Corporations and their political allies deploy state preemption to stop local progress and block the abilities of local governments to act on the values and needs of their communities. This report uses data from Colorado, Louisiana, Pennsylvania, and Tennessee to demonstrate how communities, particularly low-income women of color, are working towards equitable policies around paid sick days, wages, and affordable housing, only to be blocked at the state level by lawmakers caving to corporate pressure or following an anti-regulation agenda.
This report looks at the potential for collaboration between employer and business membership organizations (EBMOs) and workers’ organizations in crises arising from conflicts and disasters. By zooming in on a variety of country contexts, it explores initiatives and policies that seek to maintain an environment for continued employment, decent work, and commercial activity. It also looks at efforts to build resilience in situations of conflict and/or major destruction by natural and human-made disasters. In particular, the report examines how EBMOs and workers’ organizations have taken action and cooperated in a variety of ways through social dialogue to prevent crises, promote peace, and enable recovery. In doing so, the study provides insights into the roles played by EBMOs and workers’ organizations in these contexts, and how such collaboration in crisis situations could be strengthened and replicated elsewhere.
The Detroit Regional Workforce Fund’s efforts to connect low and moderate-income persons to career pathways is inhibited by the skills gap. As a result, the Detroit Regional Workforce Fund is pursuing several key policy and capacity-building efforts focused on increasing adult educational attainment. In particular, they are aiming to expand pre-bridge and bridge programs to prepare adults with low basic skills for occupational training, support the creation of ten Learning Labs in Detroit, facilitate peer learning among basic skills providers, and more.
This report focuses on an association of city and county governments and metropolitan planning organizations which collaborate to identify new training needs of Kansas City area businesses attempting to adapt to sustainable energy and energy efficiency opportunities. Key findings discusses in this report include that educational institutions and unions need to incorporate significantly more green knowledge and practices into their existing training; if we rely solely on incentives, there is a danger that green practices may fade away when the incentives do; and green knowledge starts at the top—architecture, design, universities and manager professionals need to understand and adopt green practices to enable construction workers to build green.

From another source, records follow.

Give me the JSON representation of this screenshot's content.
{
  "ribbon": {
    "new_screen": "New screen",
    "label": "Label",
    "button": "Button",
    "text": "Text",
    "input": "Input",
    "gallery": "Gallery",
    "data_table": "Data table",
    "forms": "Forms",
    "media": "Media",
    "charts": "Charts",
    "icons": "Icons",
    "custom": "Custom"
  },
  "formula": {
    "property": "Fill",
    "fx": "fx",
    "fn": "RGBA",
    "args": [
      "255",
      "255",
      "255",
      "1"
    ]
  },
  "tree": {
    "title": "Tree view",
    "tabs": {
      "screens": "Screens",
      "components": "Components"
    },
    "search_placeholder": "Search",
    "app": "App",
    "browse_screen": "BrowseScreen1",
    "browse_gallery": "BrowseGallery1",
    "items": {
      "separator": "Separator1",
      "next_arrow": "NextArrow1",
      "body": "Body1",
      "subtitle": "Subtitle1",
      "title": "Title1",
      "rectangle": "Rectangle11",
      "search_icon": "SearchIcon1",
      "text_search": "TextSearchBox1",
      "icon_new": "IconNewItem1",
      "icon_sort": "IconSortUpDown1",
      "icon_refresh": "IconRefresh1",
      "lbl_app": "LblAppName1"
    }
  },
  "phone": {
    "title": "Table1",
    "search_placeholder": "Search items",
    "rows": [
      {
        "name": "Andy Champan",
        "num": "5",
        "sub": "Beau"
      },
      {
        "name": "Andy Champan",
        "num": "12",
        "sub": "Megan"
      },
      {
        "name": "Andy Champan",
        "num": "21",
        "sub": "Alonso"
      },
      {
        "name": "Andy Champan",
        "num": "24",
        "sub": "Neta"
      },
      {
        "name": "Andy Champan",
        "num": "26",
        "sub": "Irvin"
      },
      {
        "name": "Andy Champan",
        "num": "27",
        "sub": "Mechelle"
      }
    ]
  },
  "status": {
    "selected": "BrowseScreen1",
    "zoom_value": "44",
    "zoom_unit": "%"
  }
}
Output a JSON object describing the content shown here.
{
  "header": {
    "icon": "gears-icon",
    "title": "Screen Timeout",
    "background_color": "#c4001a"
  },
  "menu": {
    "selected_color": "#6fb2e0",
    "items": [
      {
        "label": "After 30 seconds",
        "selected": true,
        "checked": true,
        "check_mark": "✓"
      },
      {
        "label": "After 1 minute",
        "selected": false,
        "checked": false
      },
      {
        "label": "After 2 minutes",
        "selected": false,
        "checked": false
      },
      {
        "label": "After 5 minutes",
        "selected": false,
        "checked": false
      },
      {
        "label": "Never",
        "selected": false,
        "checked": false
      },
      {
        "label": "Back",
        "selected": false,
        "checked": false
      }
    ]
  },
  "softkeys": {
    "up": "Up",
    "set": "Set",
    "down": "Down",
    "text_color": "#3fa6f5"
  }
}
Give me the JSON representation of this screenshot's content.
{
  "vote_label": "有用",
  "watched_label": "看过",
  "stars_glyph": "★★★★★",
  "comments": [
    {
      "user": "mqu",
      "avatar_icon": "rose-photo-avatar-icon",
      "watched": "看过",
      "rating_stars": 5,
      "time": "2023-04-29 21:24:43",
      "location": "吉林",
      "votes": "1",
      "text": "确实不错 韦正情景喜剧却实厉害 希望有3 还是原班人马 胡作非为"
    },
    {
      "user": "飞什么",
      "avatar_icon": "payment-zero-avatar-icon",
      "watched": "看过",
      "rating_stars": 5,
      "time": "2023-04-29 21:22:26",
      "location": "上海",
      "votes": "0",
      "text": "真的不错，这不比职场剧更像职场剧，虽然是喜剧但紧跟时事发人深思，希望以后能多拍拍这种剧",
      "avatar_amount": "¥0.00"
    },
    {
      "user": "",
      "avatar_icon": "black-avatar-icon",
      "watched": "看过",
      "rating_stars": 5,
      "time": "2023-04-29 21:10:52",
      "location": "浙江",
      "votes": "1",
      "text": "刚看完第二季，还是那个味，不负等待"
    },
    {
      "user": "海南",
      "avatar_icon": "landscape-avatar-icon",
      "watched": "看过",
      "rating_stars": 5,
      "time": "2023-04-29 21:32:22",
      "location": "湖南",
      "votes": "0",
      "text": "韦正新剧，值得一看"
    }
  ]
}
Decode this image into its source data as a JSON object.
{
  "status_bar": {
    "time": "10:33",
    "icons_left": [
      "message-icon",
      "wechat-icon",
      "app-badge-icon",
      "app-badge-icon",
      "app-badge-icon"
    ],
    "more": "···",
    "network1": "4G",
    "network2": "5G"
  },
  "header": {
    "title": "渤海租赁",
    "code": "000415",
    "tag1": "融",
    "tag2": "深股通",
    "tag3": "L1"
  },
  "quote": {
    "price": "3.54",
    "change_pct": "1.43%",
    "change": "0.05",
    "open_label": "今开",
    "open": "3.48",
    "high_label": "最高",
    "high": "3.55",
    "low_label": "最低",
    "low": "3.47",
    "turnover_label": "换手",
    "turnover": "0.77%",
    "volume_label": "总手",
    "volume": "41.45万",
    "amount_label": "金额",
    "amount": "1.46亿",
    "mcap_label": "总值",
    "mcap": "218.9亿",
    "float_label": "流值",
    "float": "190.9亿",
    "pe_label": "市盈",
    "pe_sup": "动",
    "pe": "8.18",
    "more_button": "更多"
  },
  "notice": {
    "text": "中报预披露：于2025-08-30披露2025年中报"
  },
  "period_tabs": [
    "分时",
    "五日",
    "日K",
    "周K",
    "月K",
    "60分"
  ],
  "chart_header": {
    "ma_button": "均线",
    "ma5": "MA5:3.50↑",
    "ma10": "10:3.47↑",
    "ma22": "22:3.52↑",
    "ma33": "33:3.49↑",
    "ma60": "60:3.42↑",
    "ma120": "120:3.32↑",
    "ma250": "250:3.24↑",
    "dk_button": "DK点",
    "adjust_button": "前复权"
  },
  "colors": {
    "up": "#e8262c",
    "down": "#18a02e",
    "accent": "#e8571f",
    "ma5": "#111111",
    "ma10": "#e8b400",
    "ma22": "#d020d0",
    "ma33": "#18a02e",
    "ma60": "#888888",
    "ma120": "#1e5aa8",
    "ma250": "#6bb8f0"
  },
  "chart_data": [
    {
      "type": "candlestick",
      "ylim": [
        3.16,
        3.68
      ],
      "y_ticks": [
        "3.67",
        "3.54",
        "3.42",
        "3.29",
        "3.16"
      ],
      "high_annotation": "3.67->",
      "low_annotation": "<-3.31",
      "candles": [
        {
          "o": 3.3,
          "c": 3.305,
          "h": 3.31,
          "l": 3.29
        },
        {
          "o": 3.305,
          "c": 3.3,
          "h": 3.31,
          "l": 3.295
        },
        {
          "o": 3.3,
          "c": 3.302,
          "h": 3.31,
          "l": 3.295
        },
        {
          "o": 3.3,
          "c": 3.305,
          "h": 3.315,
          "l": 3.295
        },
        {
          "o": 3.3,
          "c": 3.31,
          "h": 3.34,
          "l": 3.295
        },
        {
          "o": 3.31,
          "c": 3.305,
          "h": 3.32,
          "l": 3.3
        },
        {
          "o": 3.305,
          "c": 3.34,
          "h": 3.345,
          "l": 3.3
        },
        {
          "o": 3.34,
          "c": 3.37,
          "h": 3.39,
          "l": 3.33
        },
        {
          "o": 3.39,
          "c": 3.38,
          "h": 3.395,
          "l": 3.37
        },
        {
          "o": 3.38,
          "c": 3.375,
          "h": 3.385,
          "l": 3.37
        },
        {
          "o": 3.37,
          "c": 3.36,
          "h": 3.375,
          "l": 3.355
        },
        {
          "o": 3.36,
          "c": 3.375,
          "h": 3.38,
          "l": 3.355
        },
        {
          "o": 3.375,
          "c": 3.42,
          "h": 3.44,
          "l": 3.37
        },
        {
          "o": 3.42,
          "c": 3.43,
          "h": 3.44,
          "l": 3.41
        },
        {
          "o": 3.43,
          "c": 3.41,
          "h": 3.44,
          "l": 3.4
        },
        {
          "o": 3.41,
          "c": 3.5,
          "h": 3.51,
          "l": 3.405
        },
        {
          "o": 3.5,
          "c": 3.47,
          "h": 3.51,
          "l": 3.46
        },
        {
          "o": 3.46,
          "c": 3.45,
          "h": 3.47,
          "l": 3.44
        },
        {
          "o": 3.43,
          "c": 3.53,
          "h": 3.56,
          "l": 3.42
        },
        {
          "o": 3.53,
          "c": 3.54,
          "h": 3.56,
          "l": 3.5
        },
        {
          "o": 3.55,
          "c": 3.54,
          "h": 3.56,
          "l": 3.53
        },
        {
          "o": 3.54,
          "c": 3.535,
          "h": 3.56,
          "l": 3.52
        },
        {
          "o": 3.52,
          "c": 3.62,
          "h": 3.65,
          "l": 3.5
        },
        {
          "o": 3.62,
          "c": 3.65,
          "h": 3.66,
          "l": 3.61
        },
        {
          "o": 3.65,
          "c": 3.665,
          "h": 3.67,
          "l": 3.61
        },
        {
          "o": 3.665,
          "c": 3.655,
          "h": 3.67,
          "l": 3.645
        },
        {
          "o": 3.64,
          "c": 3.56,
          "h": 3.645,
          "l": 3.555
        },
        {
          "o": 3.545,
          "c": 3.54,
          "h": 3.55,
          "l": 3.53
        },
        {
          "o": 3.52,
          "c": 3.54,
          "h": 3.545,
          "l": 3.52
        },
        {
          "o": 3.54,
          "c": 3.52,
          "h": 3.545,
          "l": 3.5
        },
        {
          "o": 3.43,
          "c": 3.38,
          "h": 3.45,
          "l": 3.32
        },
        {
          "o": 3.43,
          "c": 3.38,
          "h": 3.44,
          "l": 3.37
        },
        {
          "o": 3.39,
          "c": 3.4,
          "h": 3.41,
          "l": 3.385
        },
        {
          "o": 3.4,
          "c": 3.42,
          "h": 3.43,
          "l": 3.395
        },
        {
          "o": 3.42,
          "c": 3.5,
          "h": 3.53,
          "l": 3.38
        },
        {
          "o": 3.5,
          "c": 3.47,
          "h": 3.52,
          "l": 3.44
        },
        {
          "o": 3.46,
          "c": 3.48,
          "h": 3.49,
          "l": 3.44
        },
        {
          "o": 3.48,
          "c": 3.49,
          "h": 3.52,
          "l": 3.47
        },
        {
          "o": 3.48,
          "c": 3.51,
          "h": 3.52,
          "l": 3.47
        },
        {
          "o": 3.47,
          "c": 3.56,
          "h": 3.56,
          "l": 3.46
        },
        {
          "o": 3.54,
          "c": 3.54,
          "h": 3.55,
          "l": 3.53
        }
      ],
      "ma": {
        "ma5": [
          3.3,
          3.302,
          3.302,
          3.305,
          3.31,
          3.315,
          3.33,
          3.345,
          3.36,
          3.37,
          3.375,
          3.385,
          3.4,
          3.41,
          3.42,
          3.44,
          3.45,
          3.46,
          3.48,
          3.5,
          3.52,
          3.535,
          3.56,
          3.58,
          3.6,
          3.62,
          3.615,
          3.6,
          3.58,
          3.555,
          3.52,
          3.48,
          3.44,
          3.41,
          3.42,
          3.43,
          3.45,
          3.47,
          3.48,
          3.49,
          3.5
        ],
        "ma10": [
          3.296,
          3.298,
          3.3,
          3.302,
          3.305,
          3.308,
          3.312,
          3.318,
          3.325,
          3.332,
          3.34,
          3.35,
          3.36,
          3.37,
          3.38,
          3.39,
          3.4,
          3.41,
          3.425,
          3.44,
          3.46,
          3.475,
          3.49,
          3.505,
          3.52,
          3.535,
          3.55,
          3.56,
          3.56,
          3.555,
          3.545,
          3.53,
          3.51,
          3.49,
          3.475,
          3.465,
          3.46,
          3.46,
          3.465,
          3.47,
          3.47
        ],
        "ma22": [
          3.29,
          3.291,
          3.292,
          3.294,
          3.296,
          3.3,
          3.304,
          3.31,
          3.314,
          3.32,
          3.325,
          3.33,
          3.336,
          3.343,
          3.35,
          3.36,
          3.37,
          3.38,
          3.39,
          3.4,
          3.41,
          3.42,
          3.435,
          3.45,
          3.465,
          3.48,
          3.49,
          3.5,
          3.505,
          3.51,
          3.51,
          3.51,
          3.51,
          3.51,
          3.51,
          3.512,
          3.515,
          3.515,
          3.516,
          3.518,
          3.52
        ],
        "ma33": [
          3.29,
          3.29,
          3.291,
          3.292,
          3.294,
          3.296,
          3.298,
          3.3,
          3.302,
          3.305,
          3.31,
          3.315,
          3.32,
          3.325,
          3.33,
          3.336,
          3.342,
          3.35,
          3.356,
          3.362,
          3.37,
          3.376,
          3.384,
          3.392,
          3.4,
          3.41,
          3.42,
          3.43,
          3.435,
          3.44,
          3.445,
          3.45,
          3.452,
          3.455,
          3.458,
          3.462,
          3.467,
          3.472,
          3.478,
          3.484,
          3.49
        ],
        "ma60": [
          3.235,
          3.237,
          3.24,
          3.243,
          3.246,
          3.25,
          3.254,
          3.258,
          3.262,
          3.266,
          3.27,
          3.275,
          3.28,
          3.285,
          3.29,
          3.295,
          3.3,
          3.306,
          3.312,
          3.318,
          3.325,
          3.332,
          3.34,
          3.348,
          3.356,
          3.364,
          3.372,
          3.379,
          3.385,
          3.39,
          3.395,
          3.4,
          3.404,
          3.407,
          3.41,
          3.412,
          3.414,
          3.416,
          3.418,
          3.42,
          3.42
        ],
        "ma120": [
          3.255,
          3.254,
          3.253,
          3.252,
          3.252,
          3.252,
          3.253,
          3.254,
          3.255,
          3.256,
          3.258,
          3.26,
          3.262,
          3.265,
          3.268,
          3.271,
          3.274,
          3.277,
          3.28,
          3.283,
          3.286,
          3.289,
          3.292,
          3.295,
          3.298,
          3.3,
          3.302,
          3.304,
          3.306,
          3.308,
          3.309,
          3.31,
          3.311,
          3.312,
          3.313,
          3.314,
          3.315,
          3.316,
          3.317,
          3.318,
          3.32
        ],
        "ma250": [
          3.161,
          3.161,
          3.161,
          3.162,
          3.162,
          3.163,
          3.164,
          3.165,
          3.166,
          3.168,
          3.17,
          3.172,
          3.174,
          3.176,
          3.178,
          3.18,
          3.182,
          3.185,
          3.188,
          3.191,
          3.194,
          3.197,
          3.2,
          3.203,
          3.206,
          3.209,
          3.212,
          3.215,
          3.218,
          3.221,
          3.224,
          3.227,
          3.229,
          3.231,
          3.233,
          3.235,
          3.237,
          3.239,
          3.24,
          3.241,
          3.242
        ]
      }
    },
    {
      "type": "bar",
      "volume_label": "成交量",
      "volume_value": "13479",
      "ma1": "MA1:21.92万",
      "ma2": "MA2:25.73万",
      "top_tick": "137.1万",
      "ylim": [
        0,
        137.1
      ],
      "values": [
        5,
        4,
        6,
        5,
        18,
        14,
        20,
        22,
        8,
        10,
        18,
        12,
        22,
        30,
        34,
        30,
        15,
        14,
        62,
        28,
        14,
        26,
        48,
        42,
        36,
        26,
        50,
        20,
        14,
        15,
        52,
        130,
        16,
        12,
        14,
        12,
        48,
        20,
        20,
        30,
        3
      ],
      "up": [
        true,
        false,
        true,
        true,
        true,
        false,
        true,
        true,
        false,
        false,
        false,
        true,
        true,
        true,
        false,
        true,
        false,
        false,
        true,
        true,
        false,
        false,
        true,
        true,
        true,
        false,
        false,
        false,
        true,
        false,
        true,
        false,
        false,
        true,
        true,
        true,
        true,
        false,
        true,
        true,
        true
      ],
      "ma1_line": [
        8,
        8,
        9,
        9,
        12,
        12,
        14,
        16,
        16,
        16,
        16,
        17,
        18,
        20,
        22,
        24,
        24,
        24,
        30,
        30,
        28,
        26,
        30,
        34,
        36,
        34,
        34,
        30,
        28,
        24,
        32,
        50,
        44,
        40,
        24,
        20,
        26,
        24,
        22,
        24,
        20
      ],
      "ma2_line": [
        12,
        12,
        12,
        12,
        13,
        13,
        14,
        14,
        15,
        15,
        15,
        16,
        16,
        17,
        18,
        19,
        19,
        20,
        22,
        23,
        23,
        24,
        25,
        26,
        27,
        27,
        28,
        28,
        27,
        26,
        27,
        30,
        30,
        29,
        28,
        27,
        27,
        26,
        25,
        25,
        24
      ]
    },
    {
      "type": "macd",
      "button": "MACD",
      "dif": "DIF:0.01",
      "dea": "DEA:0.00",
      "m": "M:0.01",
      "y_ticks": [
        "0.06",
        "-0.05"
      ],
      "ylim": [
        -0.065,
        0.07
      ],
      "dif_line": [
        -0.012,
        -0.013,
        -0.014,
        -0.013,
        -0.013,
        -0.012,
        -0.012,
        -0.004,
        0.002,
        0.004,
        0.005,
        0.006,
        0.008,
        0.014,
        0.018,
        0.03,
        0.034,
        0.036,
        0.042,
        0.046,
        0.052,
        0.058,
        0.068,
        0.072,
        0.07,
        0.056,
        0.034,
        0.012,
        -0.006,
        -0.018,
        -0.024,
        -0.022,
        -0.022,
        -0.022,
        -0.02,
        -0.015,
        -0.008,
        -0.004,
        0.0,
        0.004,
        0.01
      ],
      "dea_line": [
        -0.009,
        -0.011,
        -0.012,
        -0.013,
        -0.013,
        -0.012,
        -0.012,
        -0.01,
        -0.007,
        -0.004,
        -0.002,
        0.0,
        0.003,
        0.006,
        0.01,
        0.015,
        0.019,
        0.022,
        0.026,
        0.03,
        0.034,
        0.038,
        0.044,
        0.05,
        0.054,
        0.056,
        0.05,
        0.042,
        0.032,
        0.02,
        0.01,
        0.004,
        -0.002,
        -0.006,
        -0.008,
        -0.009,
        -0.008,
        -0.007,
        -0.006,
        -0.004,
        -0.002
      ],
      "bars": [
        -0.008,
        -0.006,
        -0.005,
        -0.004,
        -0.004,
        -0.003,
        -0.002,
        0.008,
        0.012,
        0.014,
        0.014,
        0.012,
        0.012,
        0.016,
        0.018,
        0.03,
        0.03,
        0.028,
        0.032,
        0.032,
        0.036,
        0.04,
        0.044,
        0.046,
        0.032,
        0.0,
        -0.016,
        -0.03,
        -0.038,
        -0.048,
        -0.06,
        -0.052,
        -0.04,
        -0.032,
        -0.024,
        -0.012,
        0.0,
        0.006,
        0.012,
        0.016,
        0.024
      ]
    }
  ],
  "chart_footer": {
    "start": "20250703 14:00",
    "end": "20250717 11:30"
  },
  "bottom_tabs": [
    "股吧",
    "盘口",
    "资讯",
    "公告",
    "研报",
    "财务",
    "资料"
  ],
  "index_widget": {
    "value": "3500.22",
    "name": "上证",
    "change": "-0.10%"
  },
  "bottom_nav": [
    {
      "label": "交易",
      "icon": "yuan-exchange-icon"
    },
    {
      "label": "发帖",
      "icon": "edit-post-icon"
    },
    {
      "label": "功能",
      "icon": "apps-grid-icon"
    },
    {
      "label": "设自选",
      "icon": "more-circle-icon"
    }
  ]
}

Although the manufacturing industry is experiencing a resurgence, employers within the sector are reporting that they face a skilled worker shortage. A strategy to improve the basic and technical skills of young workers could create real career pathways for opportunity youth and multiple benefits for employers, including: increased shareholder satisfaction and customer loyalty; increased diversity of the worker pipeline; increased worker engagement and retention as workers engage in on-the-job learning activities with opportunity youth and are inspired to model excellence within their professional fields. This report focuses on the strategies Michigan and Massachusetts are utilizing in order to address the gap between skilled worker demand and supply.